The late Tom Clancy is famous for saying that writing is the hardest work he’s ever done. His research, his stories, and his need to make them fit into an ever changing world of international politics and human folly drove him to be a perfectionist. Most writers are proud of their work, they want it right and they want it to make a difference to the reader. And that means all genres whether they are that cute cozy with the cats on the cover or that nasty true detective blond cutie with the big…gun. Write like you are telling the greatest secrets in the world, even if they might embarrass your mother, she’ll get over it. There are few bad stories, only poorly written ones. Learn the difference.
6. There are no miracles, only persistence and luck.
Stop complaining about E.L. James and the Grey books, just get over it; I’ve almost been able to. Maybe a couple of more sessions with Johnnie Walker and I’ll get there.

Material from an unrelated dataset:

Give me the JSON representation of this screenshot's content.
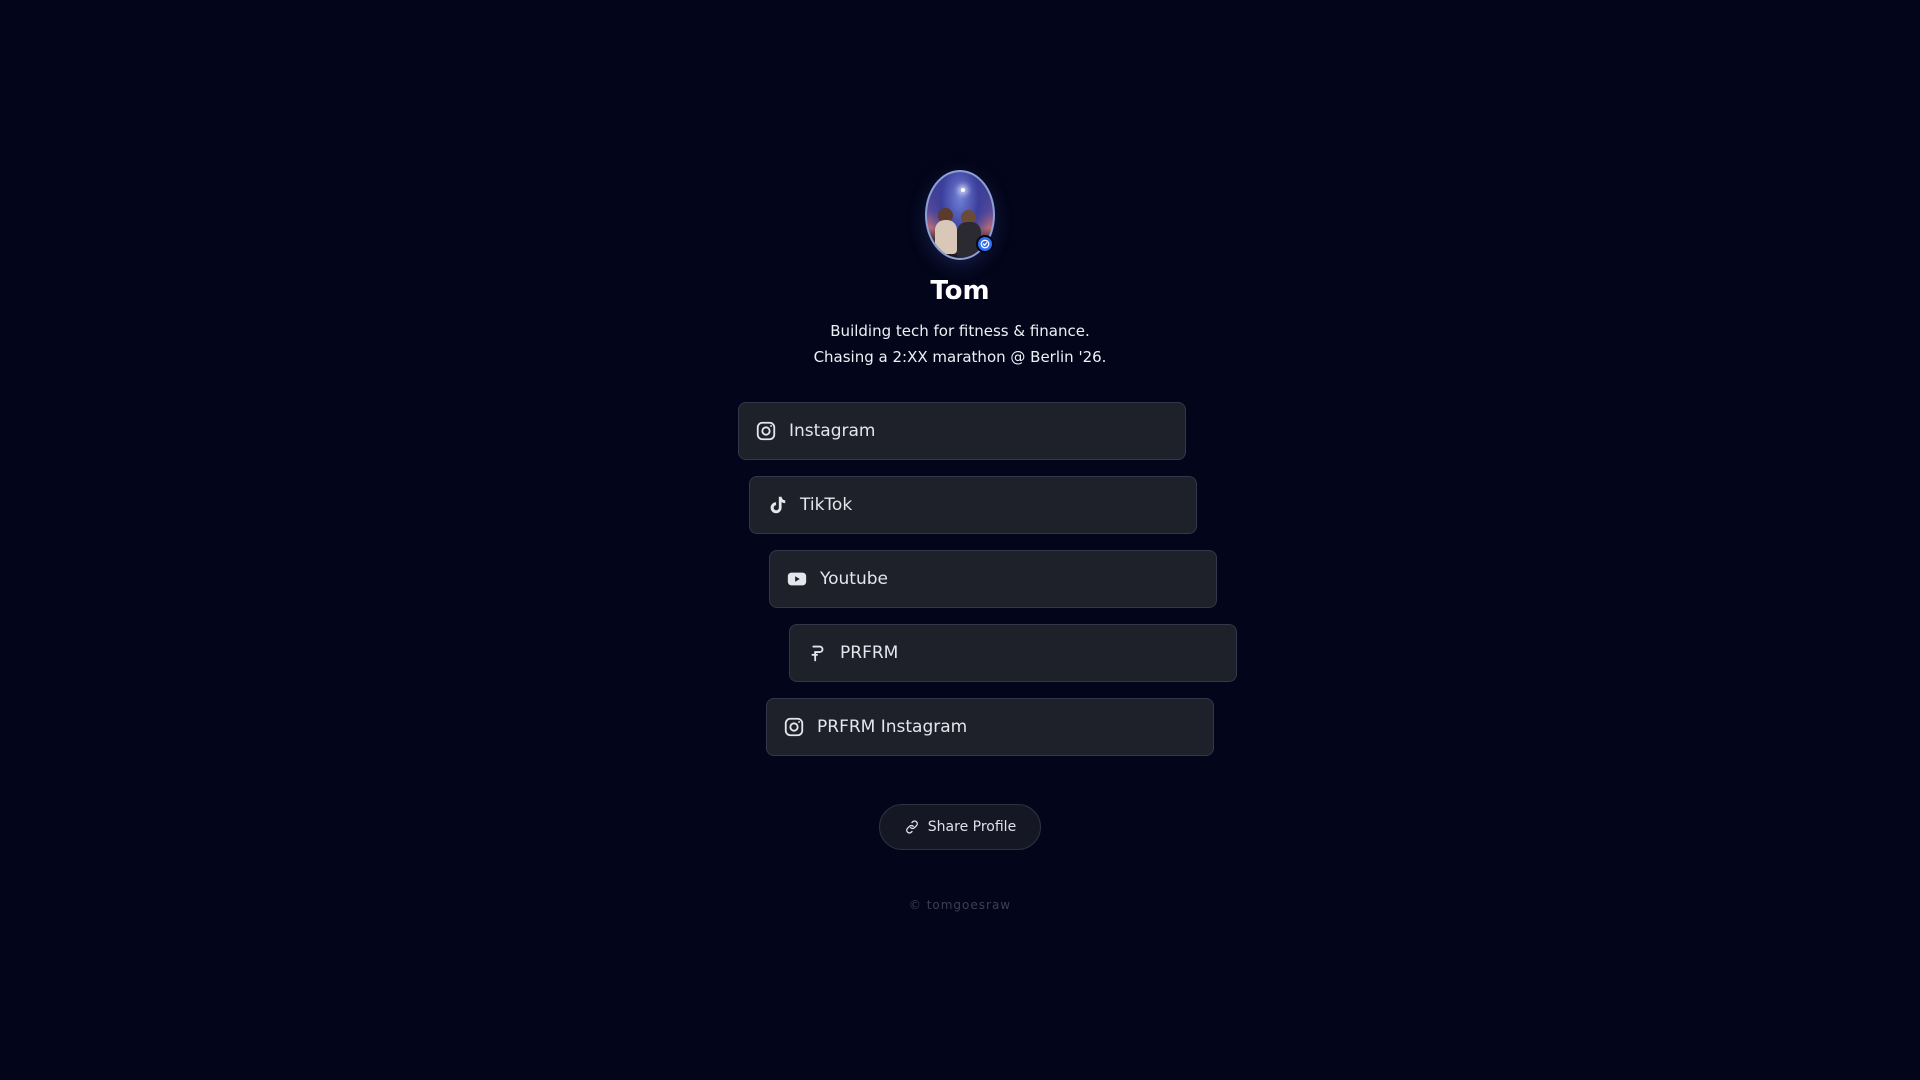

Luck and the readers collide in strange and interesting ways. The Bridges of Madison County, Fifty Shades of Grey, and dozens of other books struck a chord with readers and become sensations (and big money makers). But, for the rest of us less talented writers, we march on and sell one book at a time, meet one reader at a time, and hope for good fortune. You can’t win if you don’t show up. For all of Ms. James literary shortcomings, she still self-published, worked hard to find an audience, did okay then found a publisher who made it happen—big time. She and other indies writers, such as Russell Blake and Hugh Howey, are my heroes.
7. Use the new marketing platforms.
My previous blogs have pointed to a growing phenomenon of promotional blogs and subscription web sites that, for a fee, give you a one-day marketing shot. Use them, understand them, make a plan and follow it. A bookstore signing may get you ten people if you’re lucky (see above), but they don’t know you and these signings are expensive on a per book basis. These internet promotional sites get your name and your book out in front of ten of thousands of potential readers – for pennies a contact. Use them.
Bonus: Write more books
One book does not make an author. Write more stories, extend that series to five or ten books, diversify your genres, write short stories, novellas, poems, ad copy for your church, a blog. Each work becomes part of your repertoire and, like exercise helps your stay fit, you build on your writing skills day by day. One goal might be to write at least 500 words a day (or 3,000 a week). That’s’ more than 150,000 words a year, not bad. But probably well below the ridiculous numbers that James Patterson, Stephen King and Nora Roberts write – wild guess probably more than a million words a year.
Last comments: Write because you love to write. Write to tell stories. Write to entertain. And, most especially, write to keep sane.
More Later . . . . . . .